2nd Lesson of APFT Leadership – A Universal, Published Standard of Performance. When completing the APFT, there is a universal grading scale based on soldier age for all events. There are even clear grading standards for injured soldiers to take alternate fitness events, so they can qualify on the APFT. The leadership lesson is that the standards for good to poor task execution should be clear, published, and known to everyone. Evaluating the same task with different scoring standards, unknown scoring standards, or varying standards is a way to destroy an organization. I took the APFT in Korea on a -15F day, at Fort Bragg, NC on a 95F day, and at Fort Carson, CO at a little less than 6,000 feet of altitude. No matter the conditions, the scoring standard was always the same. Equally applied and universally communicated standards make for great leadership.

3rd Lesson of APFT Leadership – No Hiding – Everyone Sees Your Effort. When you take the APFT, you take it with your entire military unit from 30 to 700 people. This level of “in front” leadership is vital to maintain and promote high standards. The leadership lesson is that leaders must be seen doing, communicating, and executing the most difficult tasks in front of their personnel.

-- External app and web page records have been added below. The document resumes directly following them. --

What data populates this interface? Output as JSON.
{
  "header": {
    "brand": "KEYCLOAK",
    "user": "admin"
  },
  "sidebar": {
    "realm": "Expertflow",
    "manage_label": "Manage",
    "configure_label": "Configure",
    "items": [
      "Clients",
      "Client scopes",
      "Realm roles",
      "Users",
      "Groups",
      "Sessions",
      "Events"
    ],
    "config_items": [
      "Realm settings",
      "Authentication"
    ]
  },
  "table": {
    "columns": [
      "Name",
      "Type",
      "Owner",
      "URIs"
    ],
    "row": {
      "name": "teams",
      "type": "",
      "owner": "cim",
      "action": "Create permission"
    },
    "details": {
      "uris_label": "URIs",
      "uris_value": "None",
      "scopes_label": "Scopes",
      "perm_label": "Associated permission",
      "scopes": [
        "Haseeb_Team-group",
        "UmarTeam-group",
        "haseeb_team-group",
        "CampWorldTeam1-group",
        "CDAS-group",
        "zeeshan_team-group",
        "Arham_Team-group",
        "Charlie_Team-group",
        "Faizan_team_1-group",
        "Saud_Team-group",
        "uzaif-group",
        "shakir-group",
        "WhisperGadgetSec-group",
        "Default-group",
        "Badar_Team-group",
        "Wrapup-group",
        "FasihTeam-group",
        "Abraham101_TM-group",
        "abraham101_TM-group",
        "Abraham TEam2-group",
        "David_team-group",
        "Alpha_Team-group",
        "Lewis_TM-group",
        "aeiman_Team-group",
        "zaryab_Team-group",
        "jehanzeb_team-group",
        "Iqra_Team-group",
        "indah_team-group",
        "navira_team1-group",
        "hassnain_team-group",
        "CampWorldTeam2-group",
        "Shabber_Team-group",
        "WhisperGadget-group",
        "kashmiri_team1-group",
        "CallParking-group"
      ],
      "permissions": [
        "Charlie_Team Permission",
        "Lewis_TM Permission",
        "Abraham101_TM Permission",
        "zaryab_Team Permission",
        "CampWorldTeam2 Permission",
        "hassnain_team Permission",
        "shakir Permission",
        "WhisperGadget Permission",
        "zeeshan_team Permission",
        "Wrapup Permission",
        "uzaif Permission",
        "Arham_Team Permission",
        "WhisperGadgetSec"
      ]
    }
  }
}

4th Lesson of APFT Leadership – Ethics in Small Events Sets Standard for Large Events. The APFT was a very small training event, but small events well performed set the standard for larger events. As units rotated to Iraq and Afghanistan, every soldier needed to know how to operate multiple weapons, put on a tourniquet, radio for a medical evacuation, and say “hello” in the local language. Just like the APFT, the same universal training, testing, and hands on performance is followed by the entire unit. The leadership lesson is that performing the smallest events well sets the ethical standards for the entire group and future “large” events.

5th Lesson of APFT Leadership – Great Leaders Retrain & Retest – Not Terminate. Soldiers and even leaders all experience a time when they perform poorly or even fail the APFT. The US Army has a plan to re-train, rehearse, and then re-test for the APFT. When a soldier fails an event, the first step is to retrain them, so they know how to perform the test correctly. The leadership lesson is that great leaders train, coach, and develop performance, not terminate when performance is low.

During my time in the US Army, the simplest events, parachuting, weapons qualification, and the APFT set the standard for my most difficult time in Bosnia and Iraq because I had been trained to do the simple well, which made the complex a challenge I knew I could face. Great training by great officers and sergeants made me embrace high standards during adversity that enabled a leadership formula of success.


Chad Storlie is a Retired US Army Special Forces Officer, author of two books, and has been published in over 190 publications. The opinions expressed are those of the author.